Check each line of the data below for the word "Portfolio", then extract the ones that have it.

(Collected data entries)
┌────────

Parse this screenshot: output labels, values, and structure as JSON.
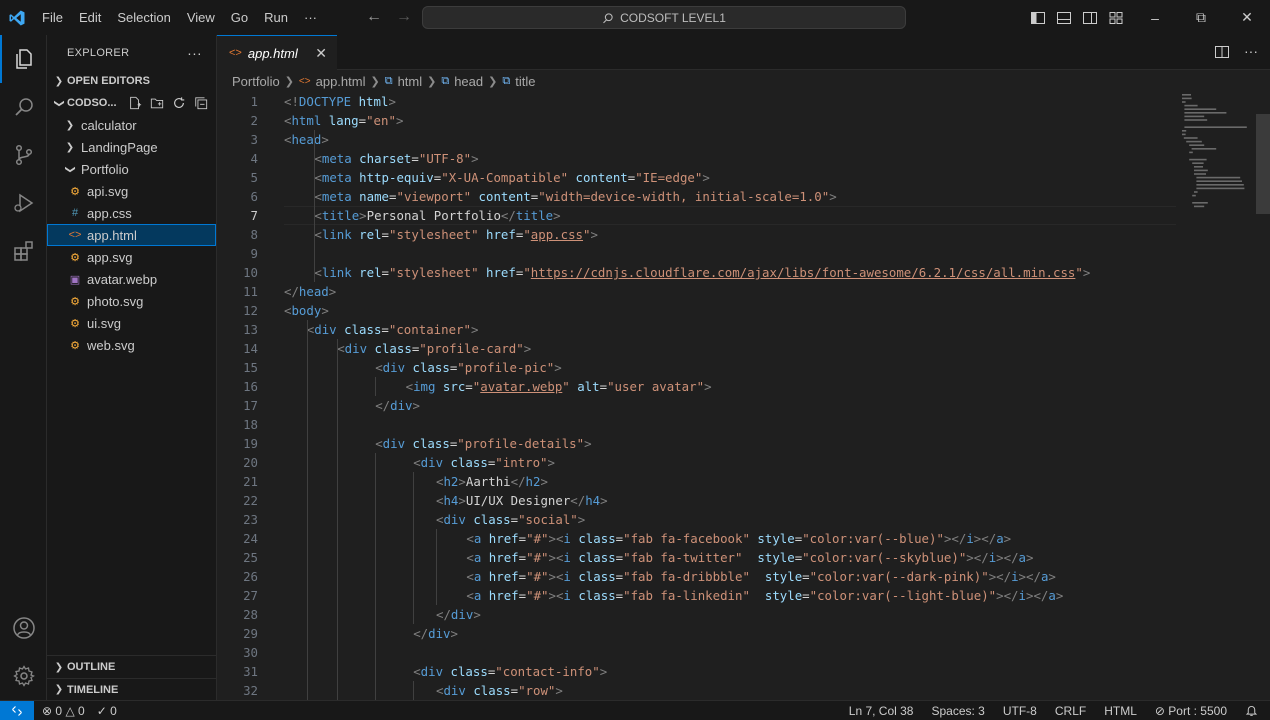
{
  "titlebar": {
    "menu": [
      "File",
      "Edit",
      "Selection",
      "View",
      "Go",
      "Run",
      "···"
    ],
    "search_text": "CODSOFT LEVEL1",
    "back_icon": "arrow-left-icon",
    "forward_icon": "arrow-right-icon",
    "layout_icons": [
      "toggle-primary-sidebar-icon",
      "toggle-panel-icon",
      "toggle-secondary-sidebar-icon",
      "customize-layout-icon"
    ],
    "window_controls": [
      "–",
      "⧉",
      "✕"
    ]
  },
  "activitybar": {
    "items": [
      "explorer-icon",
      "search-icon",
      "source-control-icon",
      "run-debug-icon",
      "extensions-icon"
    ],
    "bottom": [
      "accounts-icon",
      "manage-gear-icon"
    ]
  },
  "sidebar": {
    "title": "EXPLORER",
    "more": "···",
    "open_editors": "OPEN EDITORS",
    "workspace": "CODSO...",
    "tree": [
      {
        "label": "calculator",
        "type": "folder",
        "indent": 1,
        "expanded": false
      },
      {
        "label": "LandingPage",
        "type": "folder",
        "indent": 1,
        "expanded": false
      },
      {
        "label": "Portfolio",
        "type": "folder",
        "indent": 1,
        "expanded": true
      },
      {
        "label": "api.svg",
        "type": "svg",
        "indent": 2
      },
      {
        "label": "app.css",
        "type": "css",
        "indent": 2
      },
      {
        "label": "app.html",
        "type": "html",
        "indent": 2,
        "selected": true
      },
      {
        "label": "app.svg",
        "type": "svg",
        "indent": 2
      },
      {
        "label": "avatar.webp",
        "type": "image",
        "indent": 2
      },
      {
        "label": "photo.svg",
        "type": "svg",
        "indent": 2
      },
      {
        "label": "ui.svg",
        "type": "svg",
        "indent": 2
      },
      {
        "label": "web.svg",
        "type": "svg",
        "indent": 2
      }
    ],
    "outline": "OUTLINE",
    "timeline": "TIMELINE"
  },
  "editor": {
    "tab_label": "app.html",
    "tab_close": "✕",
    "breadcrumb": [
      "Portfolio",
      "app.html",
      "html",
      "head",
      "title"
    ],
    "current_line": 7,
    "lines": [
      {
        "n": 1,
        "indent": 0,
        "tokens": [
          [
            "t",
            "<!"
          ],
          [
            "n",
            "DOCTYPE"
          ],
          [
            "a",
            " html"
          ],
          [
            "t",
            ">"
          ]
        ]
      },
      {
        "n": 2,
        "indent": 0,
        "tokens": [
          [
            "t",
            "<"
          ],
          [
            "n",
            "html"
          ],
          [
            "a",
            " lang"
          ],
          [
            "p",
            "="
          ],
          [
            "s",
            "\"en\""
          ],
          [
            "t",
            ">"
          ]
        ]
      },
      {
        "n": 3,
        "indent": 0,
        "tokens": [
          [
            "t",
            "<"
          ],
          [
            "n",
            "head"
          ],
          [
            "t",
            ">"
          ]
        ]
      },
      {
        "n": 4,
        "indent": 4,
        "tokens": [
          [
            "t",
            "<"
          ],
          [
            "n",
            "meta"
          ],
          [
            "a",
            " charset"
          ],
          [
            "p",
            "="
          ],
          [
            "s",
            "\"UTF-8\""
          ],
          [
            "t",
            ">"
          ]
        ]
      },
      {
        "n": 5,
        "indent": 4,
        "tokens": [
          [
            "t",
            "<"
          ],
          [
            "n",
            "meta"
          ],
          [
            "a",
            " http-equiv"
          ],
          [
            "p",
            "="
          ],
          [
            "s",
            "\"X-UA-Compatible\""
          ],
          [
            "a",
            " content"
          ],
          [
            "p",
            "="
          ],
          [
            "s",
            "\"IE=edge\""
          ],
          [
            "t",
            ">"
          ]
        ]
      },
      {
        "n": 6,
        "indent": 4,
        "tokens": [
          [
            "t",
            "<"
          ],
          [
            "n",
            "meta"
          ],
          [
            "a",
            " name"
          ],
          [
            "p",
            "="
          ],
          [
            "s",
            "\"viewport\""
          ],
          [
            "a",
            " content"
          ],
          [
            "p",
            "="
          ],
          [
            "s",
            "\"width=device-width, initial-scale=1.0\""
          ],
          [
            "t",
            ">"
          ]
        ]
      },
      {
        "n": 7,
        "indent": 4,
        "tokens": [
          [
            "t",
            "<"
          ],
          [
            "n",
            "title"
          ],
          [
            "t",
            ">"
          ],
          [
            "p",
            "Personal Portfolio"
          ],
          [
            "t",
            "</"
          ],
          [
            "n",
            "title"
          ],
          [
            "t",
            ">"
          ]
        ]
      },
      {
        "n": 8,
        "indent": 4,
        "tokens": [
          [
            "t",
            "<"
          ],
          [
            "n",
            "link"
          ],
          [
            "a",
            " rel"
          ],
          [
            "p",
            "="
          ],
          [
            "s",
            "\"stylesheet\""
          ],
          [
            "a",
            " href"
          ],
          [
            "p",
            "="
          ],
          [
            "s",
            "\""
          ],
          [
            "u",
            "app.css"
          ],
          [
            "s",
            "\""
          ],
          [
            "t",
            ">"
          ]
        ]
      },
      {
        "n": 9,
        "indent": 0,
        "tokens": []
      },
      {
        "n": 10,
        "indent": 4,
        "tokens": [
          [
            "t",
            "<"
          ],
          [
            "n",
            "link"
          ],
          [
            "a",
            " rel"
          ],
          [
            "p",
            "="
          ],
          [
            "s",
            "\"stylesheet\""
          ],
          [
            "a",
            " href"
          ],
          [
            "p",
            "="
          ],
          [
            "s",
            "\""
          ],
          [
            "u",
            "https://cdnjs.cloudflare.com/ajax/libs/font-awesome/6.2.1/css/all.min.css"
          ],
          [
            "s",
            "\""
          ],
          [
            "t",
            ">"
          ]
        ]
      },
      {
        "n": 11,
        "indent": 0,
        "tokens": [
          [
            "t",
            "</"
          ],
          [
            "n",
            "head"
          ],
          [
            "t",
            ">"
          ]
        ]
      },
      {
        "n": 12,
        "indent": 0,
        "tokens": [
          [
            "t",
            "<"
          ],
          [
            "n",
            "body"
          ],
          [
            "t",
            ">"
          ]
        ]
      },
      {
        "n": 13,
        "indent": 3,
        "tokens": [
          [
            "t",
            "<"
          ],
          [
            "n",
            "div"
          ],
          [
            "a",
            " class"
          ],
          [
            "p",
            "="
          ],
          [
            "s",
            "\"container\""
          ],
          [
            "t",
            ">"
          ]
        ]
      },
      {
        "n": 14,
        "indent": 7,
        "tokens": [
          [
            "t",
            "<"
          ],
          [
            "n",
            "div"
          ],
          [
            "a",
            " class"
          ],
          [
            "p",
            "="
          ],
          [
            "s",
            "\"profile-card\""
          ],
          [
            "t",
            ">"
          ]
        ]
      },
      {
        "n": 15,
        "indent": 12,
        "tokens": [
          [
            "t",
            "<"
          ],
          [
            "n",
            "div"
          ],
          [
            "a",
            " class"
          ],
          [
            "p",
            "="
          ],
          [
            "s",
            "\"profile-pic\""
          ],
          [
            "t",
            ">"
          ]
        ]
      },
      {
        "n": 16,
        "indent": 16,
        "tokens": [
          [
            "t",
            "<"
          ],
          [
            "n",
            "img"
          ],
          [
            "a",
            " src"
          ],
          [
            "p",
            "="
          ],
          [
            "s",
            "\""
          ],
          [
            "u",
            "avatar.webp"
          ],
          [
            "s",
            "\""
          ],
          [
            "a",
            " alt"
          ],
          [
            "p",
            "="
          ],
          [
            "s",
            "\"user avatar\""
          ],
          [
            "t",
            ">"
          ]
        ]
      },
      {
        "n": 17,
        "indent": 12,
        "tokens": [
          [
            "t",
            "</"
          ],
          [
            "n",
            "div"
          ],
          [
            "t",
            ">"
          ]
        ]
      },
      {
        "n": 18,
        "indent": 0,
        "tokens": []
      },
      {
        "n": 19,
        "indent": 12,
        "tokens": [
          [
            "t",
            "<"
          ],
          [
            "n",
            "div"
          ],
          [
            "a",
            " class"
          ],
          [
            "p",
            "="
          ],
          [
            "s",
            "\"profile-details\""
          ],
          [
            "t",
            ">"
          ]
        ]
      },
      {
        "n": 20,
        "indent": 17,
        "tokens": [
          [
            "t",
            "<"
          ],
          [
            "n",
            "div"
          ],
          [
            "a",
            " class"
          ],
          [
            "p",
            "="
          ],
          [
            "s",
            "\"intro\""
          ],
          [
            "t",
            ">"
          ]
        ]
      },
      {
        "n": 21,
        "indent": 20,
        "tokens": [
          [
            "t",
            "<"
          ],
          [
            "n",
            "h2"
          ],
          [
            "t",
            ">"
          ],
          [
            "p",
            "Aarthi"
          ],
          [
            "t",
            "</"
          ],
          [
            "n",
            "h2"
          ],
          [
            "t",
            ">"
          ]
        ]
      },
      {
        "n": 22,
        "indent": 20,
        "tokens": [
          [
            "t",
            "<"
          ],
          [
            "n",
            "h4"
          ],
          [
            "t",
            ">"
          ],
          [
            "p",
            "UI/UX Designer"
          ],
          [
            "t",
            "</"
          ],
          [
            "n",
            "h4"
          ],
          [
            "t",
            ">"
          ]
        ]
      },
      {
        "n": 23,
        "indent": 20,
        "tokens": [
          [
            "t",
            "<"
          ],
          [
            "n",
            "div"
          ],
          [
            "a",
            " class"
          ],
          [
            "p",
            "="
          ],
          [
            "s",
            "\"social\""
          ],
          [
            "t",
            ">"
          ]
        ]
      },
      {
        "n": 24,
        "indent": 24,
        "tokens": [
          [
            "t",
            "<"
          ],
          [
            "n",
            "a"
          ],
          [
            "a",
            " href"
          ],
          [
            "p",
            "="
          ],
          [
            "s",
            "\"#\""
          ],
          [
            "t",
            "><"
          ],
          [
            "n",
            "i"
          ],
          [
            "a",
            " class"
          ],
          [
            "p",
            "="
          ],
          [
            "s",
            "\"fab fa-facebook\""
          ],
          [
            "a",
            " style"
          ],
          [
            "p",
            "="
          ],
          [
            "s",
            "\"color:var(--blue)\""
          ],
          [
            "t",
            "></"
          ],
          [
            "n",
            "i"
          ],
          [
            "t",
            "></"
          ],
          [
            "n",
            "a"
          ],
          [
            "t",
            ">"
          ]
        ]
      },
      {
        "n": 25,
        "indent": 24,
        "tokens": [
          [
            "t",
            "<"
          ],
          [
            "n",
            "a"
          ],
          [
            "a",
            " href"
          ],
          [
            "p",
            "="
          ],
          [
            "s",
            "\"#\""
          ],
          [
            "t",
            "><"
          ],
          [
            "n",
            "i"
          ],
          [
            "a",
            " class"
          ],
          [
            "p",
            "="
          ],
          [
            "s",
            "\"fab fa-twitter\""
          ],
          [
            "a",
            "  style"
          ],
          [
            "p",
            "="
          ],
          [
            "s",
            "\"color:var(--skyblue)\""
          ],
          [
            "t",
            "></"
          ],
          [
            "n",
            "i"
          ],
          [
            "t",
            "></"
          ],
          [
            "n",
            "a"
          ],
          [
            "t",
            ">"
          ]
        ]
      },
      {
        "n": 26,
        "indent": 24,
        "tokens": [
          [
            "t",
            "<"
          ],
          [
            "n",
            "a"
          ],
          [
            "a",
            " href"
          ],
          [
            "p",
            "="
          ],
          [
            "s",
            "\"#\""
          ],
          [
            "t",
            "><"
          ],
          [
            "n",
            "i"
          ],
          [
            "a",
            " class"
          ],
          [
            "p",
            "="
          ],
          [
            "s",
            "\"fab fa-dribbble\""
          ],
          [
            "a",
            "  style"
          ],
          [
            "p",
            "="
          ],
          [
            "s",
            "\"color:var(--dark-pink)\""
          ],
          [
            "t",
            "></"
          ],
          [
            "n",
            "i"
          ],
          [
            "t",
            "></"
          ],
          [
            "n",
            "a"
          ],
          [
            "t",
            ">"
          ]
        ]
      },
      {
        "n": 27,
        "indent": 24,
        "tokens": [
          [
            "t",
            "<"
          ],
          [
            "n",
            "a"
          ],
          [
            "a",
            " href"
          ],
          [
            "p",
            "="
          ],
          [
            "s",
            "\"#\""
          ],
          [
            "t",
            "><"
          ],
          [
            "n",
            "i"
          ],
          [
            "a",
            " class"
          ],
          [
            "p",
            "="
          ],
          [
            "s",
            "\"fab fa-linkedin\""
          ],
          [
            "a",
            "  style"
          ],
          [
            "p",
            "="
          ],
          [
            "s",
            "\"color:var(--light-blue)\""
          ],
          [
            "t",
            "></"
          ],
          [
            "n",
            "i"
          ],
          [
            "t",
            "></"
          ],
          [
            "n",
            "a"
          ],
          [
            "t",
            ">"
          ]
        ]
      },
      {
        "n": 28,
        "indent": 20,
        "tokens": [
          [
            "t",
            "</"
          ],
          [
            "n",
            "div"
          ],
          [
            "t",
            ">"
          ]
        ]
      },
      {
        "n": 29,
        "indent": 17,
        "tokens": [
          [
            "t",
            "</"
          ],
          [
            "n",
            "div"
          ],
          [
            "t",
            ">"
          ]
        ]
      },
      {
        "n": 30,
        "indent": 0,
        "tokens": []
      },
      {
        "n": 31,
        "indent": 17,
        "tokens": [
          [
            "t",
            "<"
          ],
          [
            "n",
            "div"
          ],
          [
            "a",
            " class"
          ],
          [
            "p",
            "="
          ],
          [
            "s",
            "\"contact-info\""
          ],
          [
            "t",
            ">"
          ]
        ]
      },
      {
        "n": 32,
        "indent": 20,
        "tokens": [
          [
            "t",
            "<"
          ],
          [
            "n",
            "div"
          ],
          [
            "a",
            " class"
          ],
          [
            "p",
            "="
          ],
          [
            "s",
            "\"row\""
          ],
          [
            "t",
            ">"
          ]
        ]
      }
    ]
  },
  "statusbar": {
    "remote_icon": "remote-icon",
    "errors": "0",
    "warnings": "0",
    "ports": "0",
    "position": "Ln 7, Col 38",
    "spaces": "Spaces: 3",
    "encoding": "UTF-8",
    "eol": "CRLF",
    "language": "HTML",
    "port": "Port : 5500",
    "bell_icon": "notifications-bell-icon"
  },
  "colors": {
    "accent": "#0078d4",
    "tag_bracket": "#808080",
    "tag_name": "#569cd6",
    "attribute": "#9cdcfe",
    "string": "#ce9178",
    "text": "#d4d4d4"
  }
}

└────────

## Written response:
        "label": "Portfolio",
      "Portfolio",
            "Personal Portfolio"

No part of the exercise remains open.